Five ways to tell a corporate story that people actually want to listen to.

What is abundantly clear is that it is becoming increasingly difficult to control any message or any story - even if it is one that a company chooses to put out into the ether. In an age where anyone can be a storyteller with a few characters and a wifi connection – the narrative a brand decides to tell is now, more important than ever. As is having the foresight to foresee any potential negative conations and being ready should a fire be lit.

With the United Arab Emirates aiming to double its economy over the next decade, it's time for businesses across the board to get creative with how they operate and communicate. The D33 Agenda means that those not able to put a compelling and insightful story out into the market, will simply not be heard. Here’s our advice on how to make sure that that isn’t you.

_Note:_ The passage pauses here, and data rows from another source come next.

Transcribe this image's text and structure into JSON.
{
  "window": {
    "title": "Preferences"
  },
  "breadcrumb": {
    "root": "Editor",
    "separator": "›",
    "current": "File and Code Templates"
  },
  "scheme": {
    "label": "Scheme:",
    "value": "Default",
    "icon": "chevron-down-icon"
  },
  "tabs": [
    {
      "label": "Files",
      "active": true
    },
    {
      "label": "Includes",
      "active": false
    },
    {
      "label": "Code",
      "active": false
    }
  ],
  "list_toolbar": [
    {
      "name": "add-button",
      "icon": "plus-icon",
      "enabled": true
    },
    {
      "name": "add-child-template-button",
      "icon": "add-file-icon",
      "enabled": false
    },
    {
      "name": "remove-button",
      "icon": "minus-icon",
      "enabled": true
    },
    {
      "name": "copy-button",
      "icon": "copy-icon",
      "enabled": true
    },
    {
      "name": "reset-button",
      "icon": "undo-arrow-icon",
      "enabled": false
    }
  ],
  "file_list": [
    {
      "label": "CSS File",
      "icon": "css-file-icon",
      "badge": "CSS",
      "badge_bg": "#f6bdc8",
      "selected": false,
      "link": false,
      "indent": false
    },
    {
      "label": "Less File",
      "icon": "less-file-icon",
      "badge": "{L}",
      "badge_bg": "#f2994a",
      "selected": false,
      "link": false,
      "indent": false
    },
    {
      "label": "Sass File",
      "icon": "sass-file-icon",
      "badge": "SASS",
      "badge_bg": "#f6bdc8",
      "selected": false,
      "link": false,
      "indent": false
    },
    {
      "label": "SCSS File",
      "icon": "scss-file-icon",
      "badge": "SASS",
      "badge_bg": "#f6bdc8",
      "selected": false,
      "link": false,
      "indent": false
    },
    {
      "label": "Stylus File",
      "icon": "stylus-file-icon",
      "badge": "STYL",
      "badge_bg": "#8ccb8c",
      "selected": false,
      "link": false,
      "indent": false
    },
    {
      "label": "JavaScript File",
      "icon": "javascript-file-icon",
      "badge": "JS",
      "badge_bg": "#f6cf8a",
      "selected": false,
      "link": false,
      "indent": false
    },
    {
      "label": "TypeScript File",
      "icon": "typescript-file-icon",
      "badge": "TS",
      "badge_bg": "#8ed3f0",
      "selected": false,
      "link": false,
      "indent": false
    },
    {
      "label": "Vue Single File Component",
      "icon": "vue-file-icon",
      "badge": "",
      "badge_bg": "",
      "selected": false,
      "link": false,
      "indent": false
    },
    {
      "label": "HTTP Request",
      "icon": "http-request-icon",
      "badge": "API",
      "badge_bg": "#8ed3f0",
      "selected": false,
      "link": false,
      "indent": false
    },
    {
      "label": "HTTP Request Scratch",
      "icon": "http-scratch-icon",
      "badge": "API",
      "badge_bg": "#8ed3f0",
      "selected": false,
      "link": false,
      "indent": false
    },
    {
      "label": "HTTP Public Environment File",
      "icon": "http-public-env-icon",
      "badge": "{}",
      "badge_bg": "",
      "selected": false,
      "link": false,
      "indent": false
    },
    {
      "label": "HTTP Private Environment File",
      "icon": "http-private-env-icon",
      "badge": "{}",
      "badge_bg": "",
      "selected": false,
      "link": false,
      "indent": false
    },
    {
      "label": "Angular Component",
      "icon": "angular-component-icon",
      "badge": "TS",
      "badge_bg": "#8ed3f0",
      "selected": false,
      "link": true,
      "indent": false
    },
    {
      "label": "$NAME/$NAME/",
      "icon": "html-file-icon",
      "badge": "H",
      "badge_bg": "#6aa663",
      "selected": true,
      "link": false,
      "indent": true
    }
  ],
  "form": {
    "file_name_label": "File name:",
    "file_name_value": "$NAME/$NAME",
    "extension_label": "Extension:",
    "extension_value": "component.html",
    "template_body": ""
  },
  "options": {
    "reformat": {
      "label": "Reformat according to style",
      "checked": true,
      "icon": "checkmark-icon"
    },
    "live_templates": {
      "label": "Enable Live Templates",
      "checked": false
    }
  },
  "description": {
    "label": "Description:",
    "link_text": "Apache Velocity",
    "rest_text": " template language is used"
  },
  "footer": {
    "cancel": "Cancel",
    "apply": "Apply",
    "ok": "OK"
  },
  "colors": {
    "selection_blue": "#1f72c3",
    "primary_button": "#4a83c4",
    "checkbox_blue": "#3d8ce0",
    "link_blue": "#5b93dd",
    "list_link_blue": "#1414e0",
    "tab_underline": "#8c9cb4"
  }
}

Story telling tips in a digital age:

  1. Building and preserving trust: Trust is key when it comes to building relationships. People want to know that your company is honest and reliable. This requires one to be transparent, responsive, and consistent with communications. Outdoor clothing retailer Patagonia is a great example of a brand that’s earned the trust of consumers, sitting on top of the 2021 Axios Harris Poll which ranks corporates by reputation. The firm has achieved this success by being transparent about their production practices and initiatives to protect the planet such as the "Footprint Chronicles" program, which allows customers to trace the environmental impact of their products.
  2. Empowering your team: Strong internal communications is the foundation of a positive corporate reputation. When team members feel informed, engaged, and valued, they contribute to a positive perception of the company and reduce the risk of reputational damage. Firms like Google and Etsy have earned global recognition as the best places to work at, which has in turn increased their overall brand value.
  3. Embracing digital and social media: These platforms are no longer just for consumer brands to use to communicate. They are important channels for corporate communications, which companies like Emirates and Abu Dhabi National Oil Company (ADNOC) are tapping into quite effectively by sharing visually appealing content and regular news and updates and are reaping the rewards of an engaged audience.
  4. Creating human connections: We all like to connect with real people. Show the human side of your organisation and the people behind it to foster stronger, more meaningful relationships with your customers and other stakeholders. Virgin may stand as one of the best global case studies of a brand that’s aced this connection by using the friendly and approachable personality of its founder, Richard Branson.
  5. Managing crisis communications: The COVID-19 pandemic highlighted the importance of communicating effectively during crises. Many firms came under fire for how they managed the pandemic, while companies like Amazon and Zoom stood out for the prompt positive actions they took – something that would go a long way in ensuring their positive reputation and long-term success. Companies need to be prepared to respond quickly and effectively to unexpected events that can impact their reputation and bottom line.

As a new year lies ahead, remember that a strong story can be your company's secret weapon to succeed in the ever-evolving business landscape. Let’s face it, the world is constantly changing, so now’s the time to be bold, stay true to your values and mission, and take some risks when it comes to telling your corporate story. Make 2023 one for the books – an epic tale that will keep people engaged and eager to learn more.

Need some help nailing the story? Come and talk to us.